[Activity]: No pictures in the copy, please: retype all the records exactly.

[Given data]:

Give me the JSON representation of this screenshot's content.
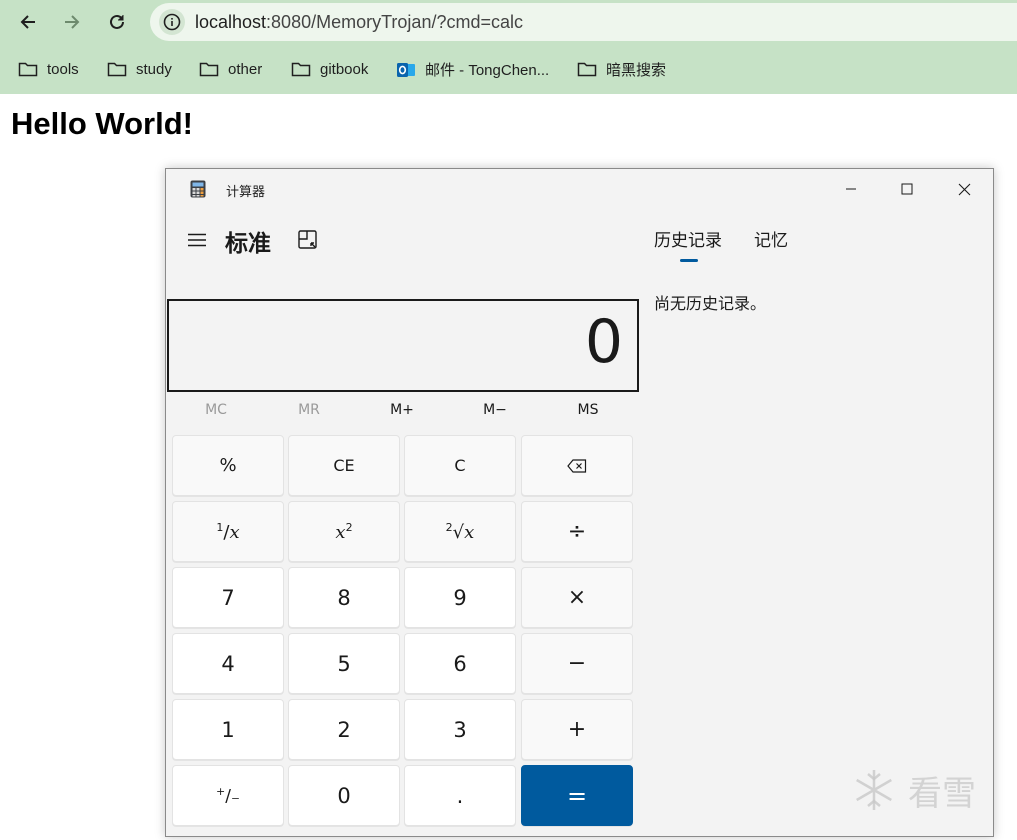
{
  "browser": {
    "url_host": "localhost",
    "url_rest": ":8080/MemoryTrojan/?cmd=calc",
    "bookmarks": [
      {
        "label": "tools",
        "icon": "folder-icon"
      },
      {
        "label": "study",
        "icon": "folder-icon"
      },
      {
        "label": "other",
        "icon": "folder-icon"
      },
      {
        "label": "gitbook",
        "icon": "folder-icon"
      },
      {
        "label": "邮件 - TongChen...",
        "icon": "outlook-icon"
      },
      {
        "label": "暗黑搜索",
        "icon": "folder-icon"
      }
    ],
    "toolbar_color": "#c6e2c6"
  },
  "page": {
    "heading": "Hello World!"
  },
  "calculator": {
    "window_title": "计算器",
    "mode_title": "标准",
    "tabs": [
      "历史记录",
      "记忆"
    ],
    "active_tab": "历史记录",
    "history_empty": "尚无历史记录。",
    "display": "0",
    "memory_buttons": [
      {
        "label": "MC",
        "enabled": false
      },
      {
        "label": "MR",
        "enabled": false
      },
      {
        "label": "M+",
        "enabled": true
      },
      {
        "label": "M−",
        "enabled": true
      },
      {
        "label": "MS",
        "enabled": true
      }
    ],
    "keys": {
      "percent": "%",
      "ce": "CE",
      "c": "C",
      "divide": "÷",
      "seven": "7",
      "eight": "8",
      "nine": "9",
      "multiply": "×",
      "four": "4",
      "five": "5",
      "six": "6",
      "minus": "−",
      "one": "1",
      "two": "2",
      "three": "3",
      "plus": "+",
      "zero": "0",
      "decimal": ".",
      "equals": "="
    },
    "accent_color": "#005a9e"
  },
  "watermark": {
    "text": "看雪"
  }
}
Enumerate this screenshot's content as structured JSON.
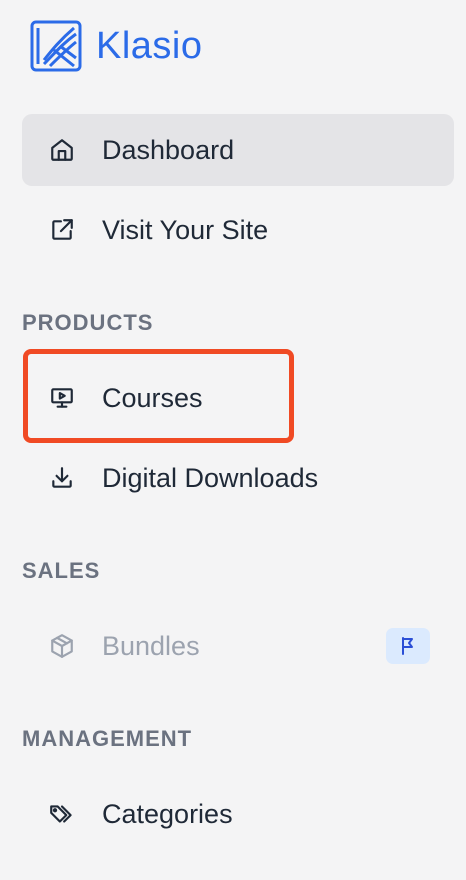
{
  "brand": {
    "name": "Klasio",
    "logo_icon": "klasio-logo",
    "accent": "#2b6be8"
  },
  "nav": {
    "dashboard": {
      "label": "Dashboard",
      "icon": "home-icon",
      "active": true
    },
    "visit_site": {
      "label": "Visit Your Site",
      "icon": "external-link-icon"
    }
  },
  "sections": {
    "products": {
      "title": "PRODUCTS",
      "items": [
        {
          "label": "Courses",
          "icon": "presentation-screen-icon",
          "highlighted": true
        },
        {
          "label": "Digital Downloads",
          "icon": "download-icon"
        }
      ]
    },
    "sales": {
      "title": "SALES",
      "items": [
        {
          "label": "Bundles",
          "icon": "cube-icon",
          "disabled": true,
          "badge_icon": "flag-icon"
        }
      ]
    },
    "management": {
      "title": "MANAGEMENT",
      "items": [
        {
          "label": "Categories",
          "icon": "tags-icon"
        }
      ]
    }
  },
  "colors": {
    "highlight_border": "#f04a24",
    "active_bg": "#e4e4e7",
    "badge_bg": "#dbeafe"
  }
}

[Worked solution]:
Give me the JSON representation of this screenshot's content.
{
  "browser": {
    "url_host": "localhost",
    "url_rest": ":8080/MemoryTrojan/?cmd=calc",
    "bookmarks": [
      {
        "label": "tools",
        "icon": "folder-icon"
      },
      {
        "label": "study",
        "icon": "folder-icon"
      },
      {
        "label": "other",
        "icon": "folder-icon"
      },
      {
        "label": "gitbook",
        "icon": "folder-icon"
      },
      {
        "label": "邮件 - TongChen...",
        "icon": "outlook-icon"
      },
      {
        "label": "暗黑搜索",
        "icon": "folder-icon"
      }
    ],
    "toolbar_color": "#c6e2c6"
  },
  "page": {
    "heading": "Hello World!"
  },
  "calculator": {
    "window_title": "计算器",
    "mode_title": "标准",
    "tabs": [
      "历史记录",
      "记忆"
    ],
    "active_tab": "历史记录",
    "history_empty": "尚无历史记录。",
    "display": "0",
    "memory_buttons": [
      {
        "label": "MC",
        "enabled": false
      },
      {
        "label": "MR",
        "enabled": false
      },
      {
        "label": "M+",
        "enabled": true
      },
      {
        "label": "M−",
        "enabled": true
      },
      {
        "label": "MS",
        "enabled": true
      }
    ],
    "keys": {
      "percent": "%",
      "ce": "CE",
      "c": "C",
      "divide": "÷",
      "seven": "7",
      "eight": "8",
      "nine": "9",
      "multiply": "×",
      "four": "4",
      "five": "5",
      "six": "6",
      "minus": "−",
      "one": "1",
      "two": "2",
      "three": "3",
      "plus": "+",
      "zero": "0",
      "decimal": ".",
      "equals": "="
    },
    "accent_color": "#005a9e"
  },
  "watermark": {
    "text": "看雪"
  }
}
Enumerate this screenshot's content as structured JSON.
{
  "brand": {
    "name": "Klasio",
    "logo_icon": "klasio-logo",
    "accent": "#2b6be8"
  },
  "nav": {
    "dashboard": {
      "label": "Dashboard",
      "icon": "home-icon",
      "active": true
    },
    "visit_site": {
      "label": "Visit Your Site",
      "icon": "external-link-icon"
    }
  },
  "sections": {
    "products": {
      "title": "PRODUCTS",
      "items": [
        {
          "label": "Courses",
          "icon": "presentation-screen-icon",
          "highlighted": true
        },
        {
          "label": "Digital Downloads",
          "icon": "download-icon"
        }
      ]
    },
    "sales": {
      "title": "SALES",
      "items": [
        {
          "label": "Bundles",
          "icon": "cube-icon",
          "disabled": true,
          "badge_icon": "flag-icon"
        }
      ]
    },
    "management": {
      "title": "MANAGEMENT",
      "items": [
        {
          "label": "Categories",
          "icon": "tags-icon"
        }
      ]
    }
  },
  "colors": {
    "highlight_border": "#f04a24",
    "active_bg": "#e4e4e7",
    "badge_bg": "#dbeafe"
  }
}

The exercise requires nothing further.